### Dataset rows describing interfaces
#####

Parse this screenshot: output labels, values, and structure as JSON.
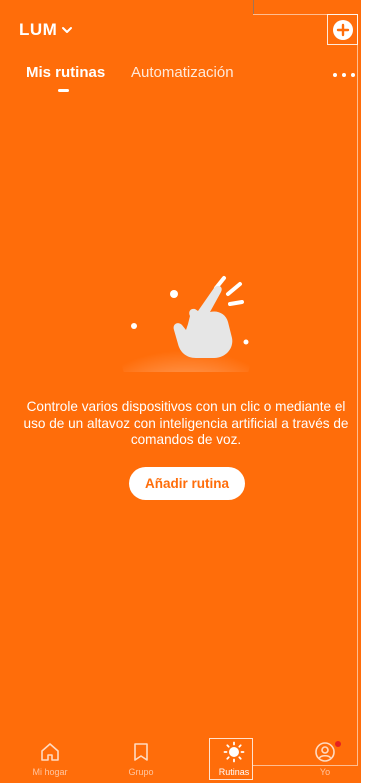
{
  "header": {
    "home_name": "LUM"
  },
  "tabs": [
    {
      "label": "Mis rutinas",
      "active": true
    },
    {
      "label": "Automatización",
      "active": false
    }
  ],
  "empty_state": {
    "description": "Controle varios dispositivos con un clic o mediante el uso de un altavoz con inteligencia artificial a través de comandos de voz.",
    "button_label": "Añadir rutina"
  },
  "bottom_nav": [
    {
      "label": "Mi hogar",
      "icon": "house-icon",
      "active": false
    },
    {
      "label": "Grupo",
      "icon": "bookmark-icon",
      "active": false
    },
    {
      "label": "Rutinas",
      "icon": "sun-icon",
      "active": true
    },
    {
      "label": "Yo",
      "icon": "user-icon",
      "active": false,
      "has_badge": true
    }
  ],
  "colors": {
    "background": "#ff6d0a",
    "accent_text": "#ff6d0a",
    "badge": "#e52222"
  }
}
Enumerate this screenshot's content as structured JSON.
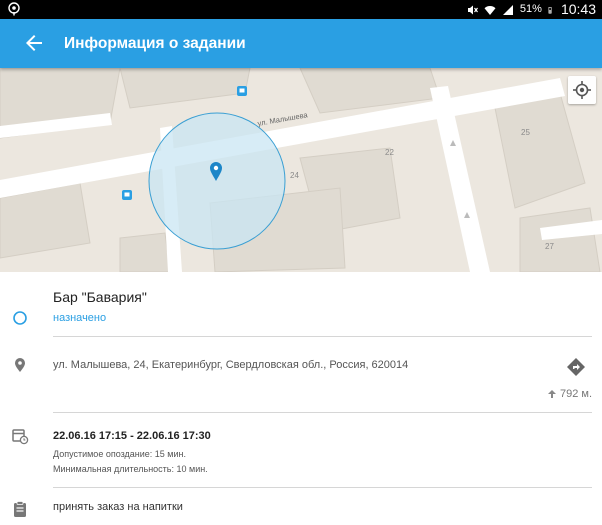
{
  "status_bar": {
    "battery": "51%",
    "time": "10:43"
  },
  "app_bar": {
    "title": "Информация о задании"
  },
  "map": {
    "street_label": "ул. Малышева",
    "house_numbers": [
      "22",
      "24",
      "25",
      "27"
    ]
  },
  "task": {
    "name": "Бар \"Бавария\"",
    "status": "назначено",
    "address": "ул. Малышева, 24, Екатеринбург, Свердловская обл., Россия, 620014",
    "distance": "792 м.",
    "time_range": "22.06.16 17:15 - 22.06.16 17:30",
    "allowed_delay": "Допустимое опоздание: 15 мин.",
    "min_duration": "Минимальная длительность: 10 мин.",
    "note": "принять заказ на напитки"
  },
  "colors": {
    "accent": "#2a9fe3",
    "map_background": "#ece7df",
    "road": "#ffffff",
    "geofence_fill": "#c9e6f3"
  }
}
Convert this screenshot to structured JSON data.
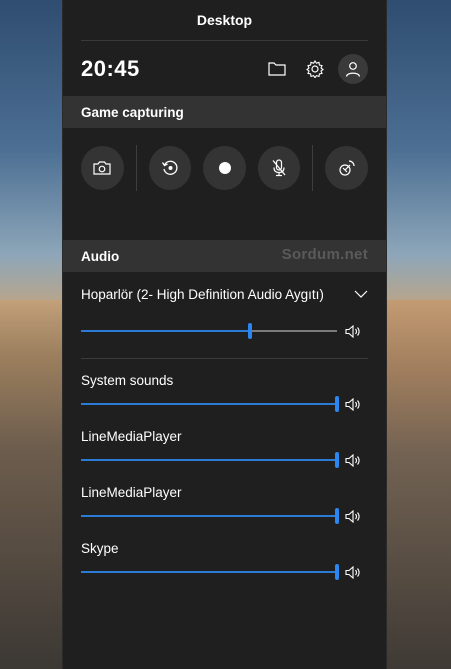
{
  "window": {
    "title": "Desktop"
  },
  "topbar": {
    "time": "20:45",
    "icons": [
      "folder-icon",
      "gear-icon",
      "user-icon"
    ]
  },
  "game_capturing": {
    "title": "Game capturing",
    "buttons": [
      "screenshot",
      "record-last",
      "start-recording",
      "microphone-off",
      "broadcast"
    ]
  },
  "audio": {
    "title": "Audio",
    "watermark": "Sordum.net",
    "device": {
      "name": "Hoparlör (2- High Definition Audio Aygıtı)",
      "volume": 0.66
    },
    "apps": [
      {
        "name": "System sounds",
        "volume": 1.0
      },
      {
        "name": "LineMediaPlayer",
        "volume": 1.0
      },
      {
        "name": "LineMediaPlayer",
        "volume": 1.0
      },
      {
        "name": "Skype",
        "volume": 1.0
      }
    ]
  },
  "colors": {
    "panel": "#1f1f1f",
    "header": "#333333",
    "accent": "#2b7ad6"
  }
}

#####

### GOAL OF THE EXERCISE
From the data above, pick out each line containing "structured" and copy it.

### OUTPUT OF THE TASK
Enumerate this screenshot's content as structured JSON.
Convert this screenshot to structured JSON data.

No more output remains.